[′pep‚tōn]
(biochemistry)
A water-soluble mixture of proteoses and amino acids derived from albumin, meat, or milk; used as a nutrient and to prepare nutrient media for bacteriology.
McGraw-Hill Dictionary of Scientific & Technical Terms, 6E, Copyright © 2003 by The McGraw-Hill Companies, Inc.
The following article is from The Great Soviet Encyclopedia (1979). It might be outdated or ideologically biased.

Peptone

 

a product formed by the partial hydrolysis of proteins and consisting chiefly of a mixture of various polypeptides and also containing dipeptides, tripeptides, and free amino acids. Peptones are formed by the action of proteolytic enzymes in gastric and pancreatic juices (pepsin, trypsin) on proteins or by careful hydrolysis of proteins in acid or alkaline solutions. The composition and name of a peptone depend on the type of protein from which the peptone is derived. Thus, there are meat peptones, fish peptones egg peptones, and others. Peptones are used in microbiology for the preparation of nutrient media.

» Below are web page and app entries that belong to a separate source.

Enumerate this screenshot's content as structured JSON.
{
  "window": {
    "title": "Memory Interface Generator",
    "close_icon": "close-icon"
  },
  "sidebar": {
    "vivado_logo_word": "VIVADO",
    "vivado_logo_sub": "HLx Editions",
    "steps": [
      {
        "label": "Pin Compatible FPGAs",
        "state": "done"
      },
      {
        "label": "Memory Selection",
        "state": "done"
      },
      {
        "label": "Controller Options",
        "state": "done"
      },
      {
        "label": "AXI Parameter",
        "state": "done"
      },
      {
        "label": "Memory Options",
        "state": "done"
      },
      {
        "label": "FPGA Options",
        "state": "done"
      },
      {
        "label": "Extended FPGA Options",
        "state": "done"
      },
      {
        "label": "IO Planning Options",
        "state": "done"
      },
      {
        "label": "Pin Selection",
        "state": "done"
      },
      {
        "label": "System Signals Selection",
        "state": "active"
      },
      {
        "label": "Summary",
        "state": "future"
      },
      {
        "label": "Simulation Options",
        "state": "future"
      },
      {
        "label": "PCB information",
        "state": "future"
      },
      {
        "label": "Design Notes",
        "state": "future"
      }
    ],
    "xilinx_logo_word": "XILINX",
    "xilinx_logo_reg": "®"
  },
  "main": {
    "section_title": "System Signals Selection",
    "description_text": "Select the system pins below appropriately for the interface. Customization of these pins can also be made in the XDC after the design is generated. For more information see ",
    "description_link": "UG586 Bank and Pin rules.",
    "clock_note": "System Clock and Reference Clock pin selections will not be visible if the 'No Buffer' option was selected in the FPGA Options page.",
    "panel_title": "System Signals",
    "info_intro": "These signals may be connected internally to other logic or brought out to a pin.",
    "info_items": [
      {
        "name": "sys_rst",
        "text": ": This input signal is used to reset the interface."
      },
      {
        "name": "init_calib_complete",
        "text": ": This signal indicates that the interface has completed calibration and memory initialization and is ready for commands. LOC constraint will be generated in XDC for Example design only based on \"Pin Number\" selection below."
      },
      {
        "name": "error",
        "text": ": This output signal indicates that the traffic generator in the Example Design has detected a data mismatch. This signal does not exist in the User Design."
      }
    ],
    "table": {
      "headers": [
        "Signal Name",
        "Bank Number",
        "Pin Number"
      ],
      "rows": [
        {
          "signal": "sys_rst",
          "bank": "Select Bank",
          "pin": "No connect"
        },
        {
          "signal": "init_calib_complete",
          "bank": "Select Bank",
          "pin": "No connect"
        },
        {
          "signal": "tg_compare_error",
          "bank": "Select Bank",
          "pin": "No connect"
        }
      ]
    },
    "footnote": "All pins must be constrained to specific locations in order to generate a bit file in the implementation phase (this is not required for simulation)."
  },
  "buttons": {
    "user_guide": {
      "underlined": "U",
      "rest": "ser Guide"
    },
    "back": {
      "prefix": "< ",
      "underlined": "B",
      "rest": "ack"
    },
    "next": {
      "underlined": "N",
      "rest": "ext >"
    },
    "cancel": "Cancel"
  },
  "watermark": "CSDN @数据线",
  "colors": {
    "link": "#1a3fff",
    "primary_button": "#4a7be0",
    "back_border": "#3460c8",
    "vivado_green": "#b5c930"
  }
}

The Great Soviet Encyclopedia, 3rd Edition (1970-1979). © 2010 The Gale Group, Inc. All rights reserved.